My dad and I
Do you know when you’re going to die? Well, I don’t know the answer to that, for you, for others, for myself. But since I’m a storyteller from way back, here’s a story:
You know, my dad was lucky. Three months before he died, Dad sat in his living room watching four of his teen grandchildren gathered on the floor around him, reading chapters of his soon-to-be-published memoir. He and I had spent a number of weekends together over the previous several years, working together to help document his life lessons and experiences. I clarified details of stories that didn’t quite hold together, drawing out more information. The more he shared, the more he remembered other events. Continue reading
My grandfather Glen, in the Wisconsin woods, early 1900s
Genealogy enthusiasts are fond of using the term “brick wall” to describe the frustration of seeking for information about ancestors and being thwarted, despite their best efforts. Here’s a post I wrote about those feelings, and a few things that have happened to me that have encouraged me to keep looking, keep asking questions, keep learning about family connections.
Marjorie Turner Hollman is a personal historian who loves the outdoors, and has completed two guides to Easy Walking trails in Massachusetts, “Easy Walks in Massachusetts 2nd edition,” and “More Easy Walks in Massachusetts.” A native Floridian, she came north for college and snow! New England Regional Chair for the Association of Personal Historians, she is a Certified Legacy Planner with LegacyStories.org, and is the producer of numerous veterans interviews for the Bellingham/Mendon Veteran’s History Project. http://www.marjorieturner.com
One of my dad’s first letters to the woman who would be his wife for the coming 50 years
I’ve been a personal historian for a number of years, and have seen how powerful the experience of documenting and preserving one’s family stories can be. We personal historians often talk about the gift of passing on family stories to the next generation, assuring that you’re not forgotten and more. But I never realized that doing the work of preserving your family legacy—the photos that tell stories, documents, letters, and the stories themselves—can actually be a powerful time machine. Continue reading
(Courtesy of The Bellingham Bulletin) The sign on the street announcing “Raspberries” got my husband’s attention. He turned our car into the driveway. The sign on the garage instructed, “Knock at the door.” I wasn’t so sure, but my husband really loves raspberries and he figured that, if the sign was there, these folks must have meant for people to stop by. He was right. Continue reading
(article courtesy of The Bellingham Bulletin)
In an era when doing anything for more than ten years is seen as remarkable, people giving back to the community year after year for thirty years is, well, quite remarkable.

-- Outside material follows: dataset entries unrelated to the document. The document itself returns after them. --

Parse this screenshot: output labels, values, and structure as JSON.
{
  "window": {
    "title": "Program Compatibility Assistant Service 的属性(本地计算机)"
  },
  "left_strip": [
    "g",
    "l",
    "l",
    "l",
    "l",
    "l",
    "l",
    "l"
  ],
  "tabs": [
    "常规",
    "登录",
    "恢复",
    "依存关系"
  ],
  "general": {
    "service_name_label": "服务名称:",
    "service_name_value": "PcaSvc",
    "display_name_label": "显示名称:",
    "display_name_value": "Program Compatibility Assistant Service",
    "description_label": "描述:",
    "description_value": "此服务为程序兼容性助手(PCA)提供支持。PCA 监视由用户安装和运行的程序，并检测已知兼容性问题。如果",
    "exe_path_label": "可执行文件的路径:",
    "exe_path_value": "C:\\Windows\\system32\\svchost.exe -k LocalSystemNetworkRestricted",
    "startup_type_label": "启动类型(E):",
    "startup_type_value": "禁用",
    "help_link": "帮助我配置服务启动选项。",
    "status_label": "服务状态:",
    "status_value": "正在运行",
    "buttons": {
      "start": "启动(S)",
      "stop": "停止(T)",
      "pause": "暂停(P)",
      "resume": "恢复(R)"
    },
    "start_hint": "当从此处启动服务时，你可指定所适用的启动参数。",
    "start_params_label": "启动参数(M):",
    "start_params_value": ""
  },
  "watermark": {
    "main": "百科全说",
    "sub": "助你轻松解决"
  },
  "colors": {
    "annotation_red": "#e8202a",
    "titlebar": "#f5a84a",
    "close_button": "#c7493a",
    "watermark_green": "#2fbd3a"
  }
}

Bellingham Children’s Theater (BCT) is celebrating its thirtieth-anniversary season Friday and Saturday, June 11 and 12, as they present Mything Links, a musical based on The Odyssey. Both performances will begin at 7 p.m. at Bellingham High School; tickets are $8, available at the door or from any cast member.
Read this article in The Bellingham Bulletin.